Despite the groundbreaking and transformative aura attached to a network dedicated to a single school, The Longhorn Network’s early developmental struggles lie in a timeless reality: No matter the fans, stadiums or courts, you have to win in the big sports.

And for UT, a 7-5 football team and two basketball teams with outside shots at making their respective NCAA Tournaments simply do not make the cut. Even with the exposure of a surfeit of under-appreciated sports such as volleyball, baseball, softball and swimming, the real value drivers remain fixed.

Implementing a new network, like a new business or new university program, comes with its growing pains and challenges. After all, the UT-ESPN partnership is a two-decade experiment, and no stakeholder seems outwardly panicked or distraught.

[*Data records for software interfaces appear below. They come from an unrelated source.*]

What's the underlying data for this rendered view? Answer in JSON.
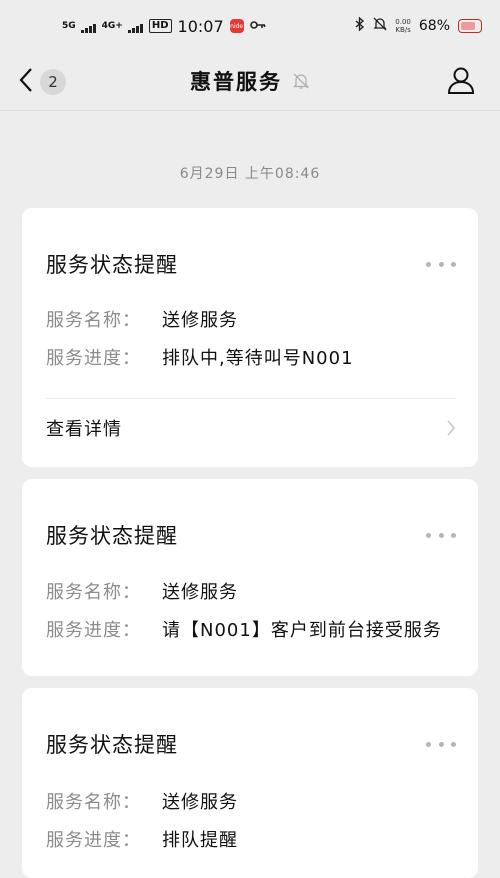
{
  "status_bar": {
    "net1": "5G",
    "net2": "4G+",
    "hd": "HD",
    "time": "10:07",
    "app_badge": "nide",
    "speed_value": "0.00",
    "speed_unit": "KB/s",
    "battery": "68%",
    "icons": [
      "signal-icon",
      "bluetooth-icon",
      "mute-icon",
      "battery-icon"
    ]
  },
  "nav": {
    "title": "惠普服务",
    "unread_count": "2",
    "icons": [
      "back-icon",
      "bell-off-icon",
      "profile-icon"
    ]
  },
  "timestamp": "6月29日 上午08:46",
  "cards": [
    {
      "title": "服务状态提醒",
      "rows": [
        {
          "label": "服务名称：",
          "value": "送修服务"
        },
        {
          "label": "服务进度：",
          "value": "排队中,等待叫号N001"
        }
      ],
      "link_label": "查看详情"
    },
    {
      "title": "服务状态提醒",
      "rows": [
        {
          "label": "服务名称：",
          "value": "送修服务"
        },
        {
          "label": "服务进度：",
          "value": "请【N001】客户到前台接受服务"
        }
      ]
    },
    {
      "title": "服务状态提醒",
      "rows": [
        {
          "label": "服务名称：",
          "value": "送修服务"
        },
        {
          "label": "服务进度：",
          "value": "排队提醒"
        }
      ]
    }
  ],
  "colors": {
    "background": "#ededed",
    "card": "#ffffff",
    "label": "#8c8c8c",
    "battery": "#c62828"
  }
}
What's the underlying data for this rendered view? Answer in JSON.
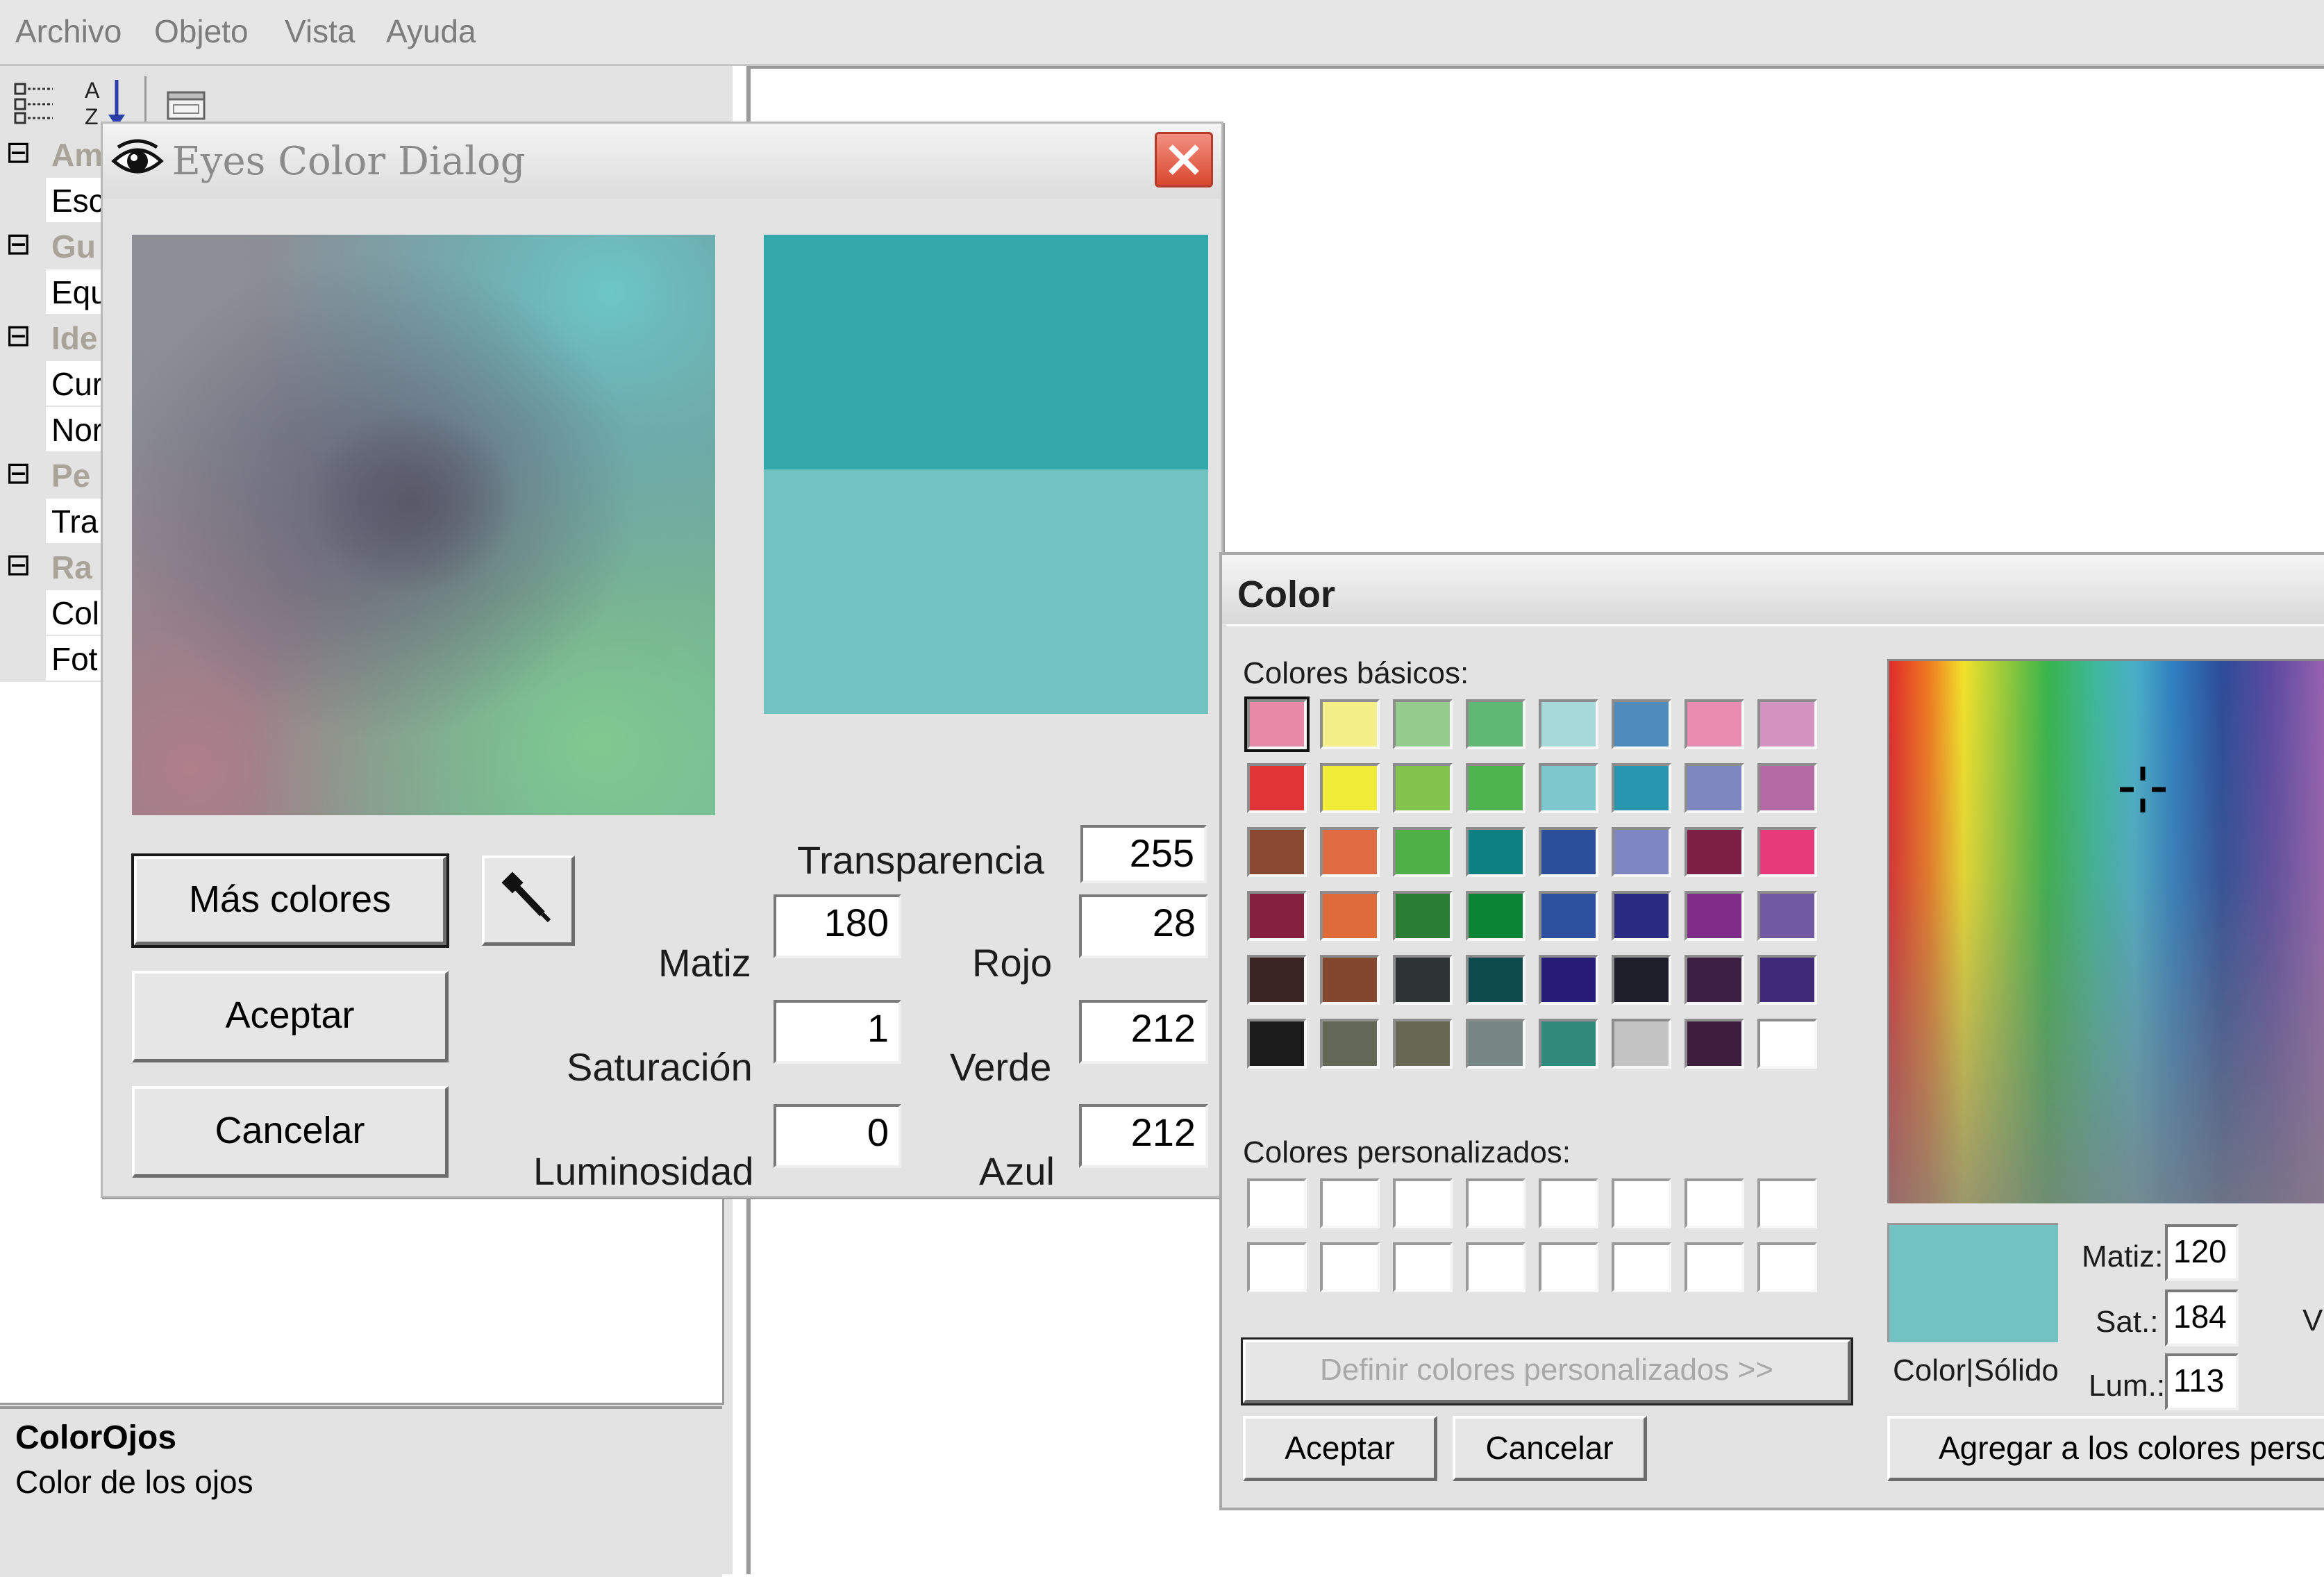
{
  "menu": [
    "Archivo",
    "Objeto",
    "Vista",
    "Ayuda"
  ],
  "tree": {
    "rows": [
      {
        "expander": "⊟",
        "label": "Am",
        "type": "category"
      },
      {
        "expander": "",
        "label": "Esc",
        "type": "property"
      },
      {
        "expander": "⊟",
        "label": "Gu",
        "type": "category"
      },
      {
        "expander": "",
        "label": "Equ",
        "type": "property"
      },
      {
        "expander": "⊟",
        "label": "Ide",
        "type": "category"
      },
      {
        "expander": "",
        "label": "Cur",
        "type": "property"
      },
      {
        "expander": "",
        "label": "Nor",
        "type": "property"
      },
      {
        "expander": "⊟",
        "label": "Pe",
        "type": "category"
      },
      {
        "expander": "",
        "label": "Tra",
        "type": "property"
      },
      {
        "expander": "⊟",
        "label": "Ra",
        "type": "category"
      },
      {
        "expander": "",
        "label": "Col",
        "type": "property"
      },
      {
        "expander": "",
        "label": "Fot",
        "type": "property"
      }
    ]
  },
  "description": {
    "title": "ColorOjos",
    "text": "Color de los ojos"
  },
  "eyes_dialog": {
    "title": "Eyes Color Dialog",
    "close_label": "✕",
    "preview_top_color": "#32a8aa",
    "preview_bottom_color": "#72c2c2",
    "transparency_label": "Transparencia",
    "transparency_value": "255",
    "hue_label": "Matiz",
    "hue_value": "180",
    "saturation_label": "Saturación",
    "saturation_value": "1",
    "luminosity_label": "Luminosidad",
    "luminosity_value": "0",
    "red_label": "Rojo",
    "red_value": "28",
    "green_label": "Verde",
    "green_value": "212",
    "blue_label": "Azul",
    "blue_value": "212",
    "more_colors": "Más colores",
    "accept": "Aceptar",
    "cancel": "Cancelar"
  },
  "color_dialog": {
    "title": "Color",
    "basic_label": "Colores básicos:",
    "custom_label": "Colores personalizados:",
    "basic_colors": [
      "#e889a8",
      "#f4ef88",
      "#93cc8c",
      "#5fb874",
      "#a6d9da",
      "#4d8cbc",
      "#e88cb0",
      "#d392c0",
      "#e03437",
      "#f1ec38",
      "#84c44e",
      "#4eb44e",
      "#7dc8cc",
      "#2796ae",
      "#7e87c0",
      "#b56aa6",
      "#8a4931",
      "#df6b42",
      "#50b048",
      "#0c7f83",
      "#2b4f98",
      "#7e87c4",
      "#7e1f45",
      "#e73a7a",
      "#85203f",
      "#df6b3a",
      "#2a7e34",
      "#0b8436",
      "#2c4f9e",
      "#2c2b84",
      "#7f2d88",
      "#7159a3",
      "#3a2424",
      "#83462e",
      "#2e3433",
      "#0b4b4b",
      "#271b78",
      "#1d1e2a",
      "#3d1f44",
      "#3f2a7a",
      "#1b1b1b",
      "#636856",
      "#676853",
      "#768786",
      "#30897a",
      "#c4c4c4",
      "#3c1d3e",
      "#ffffff"
    ],
    "selected_color": "#72c2c2",
    "solid_label": "Color|Sólido",
    "hue_label": "Matiz:",
    "hue_value": "120",
    "sat_label": "Sat.:",
    "sat_value": "184",
    "lum_label": "Lum.:",
    "lum_value": "113",
    "cut_label": "V",
    "define_custom": "Definir colores personalizados >>",
    "accept": "Aceptar",
    "cancel": "Cancelar",
    "add_custom": "Agregar a los colores perso"
  }
}
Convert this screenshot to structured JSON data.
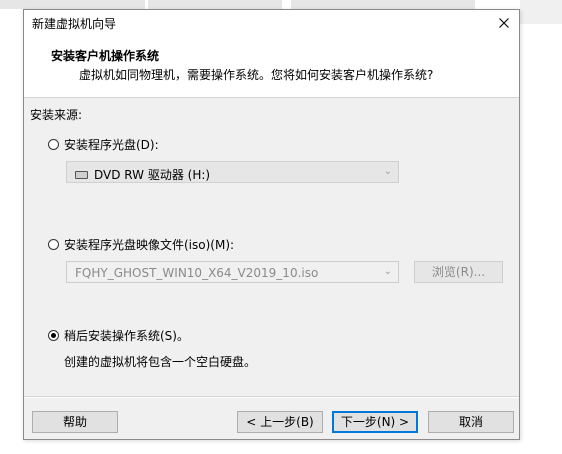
{
  "window": {
    "title": "新建虚拟机向导",
    "close_glyph": "✕"
  },
  "header": {
    "title": "安装客户机操作系统",
    "subtitle": "虚拟机如同物理机，需要操作系统。您将如何安装客户机操作系统?"
  },
  "source": {
    "label": "安装来源:",
    "options": [
      {
        "label": "安装程序光盘(D):",
        "selected": false
      },
      {
        "label": "安装程序光盘映像文件(iso)(M):",
        "selected": false
      },
      {
        "label": "稍后安装操作系统(S)。",
        "selected": true
      }
    ],
    "disc_drive": {
      "value": "DVD RW 驱动器 (H:)",
      "icon": "dvd-drive-icon"
    },
    "iso_path": {
      "value": "FQHY_GHOST_WIN10_X64_V2019_10.iso"
    },
    "browse_label": "浏览(R)...",
    "later_note": "创建的虚拟机将包含一个空白硬盘。"
  },
  "buttons": {
    "help": "帮助",
    "back": "< 上一步(B)",
    "next": "下一步(N) >",
    "cancel": "取消"
  },
  "colors": {
    "dialog_bg": "#f0f0f0",
    "header_bg": "#ffffff",
    "focus_border": "#0078d7"
  }
}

But when the network launched six months ago, it was near the center of a heightening, nationwide conversation that called the educational and moral foundations of college athletics into question. The public began to criticize the men and women in high places who are reaping unparalleled sums off the backs of unpaid student-athletes.

The network itself may not be doing well, but the University, the coaches and the administrators are still reaping the financial benefits of the deal. Meanwhile, student-athletes are operating in an environment of higher stakes but are still not getting compensated for it.

Dodds and Plonsky are right: All the attention given to television distributors steering clear of Bevo is overshadowing the real impact of the network. But the impact is not something they want to be dealing with.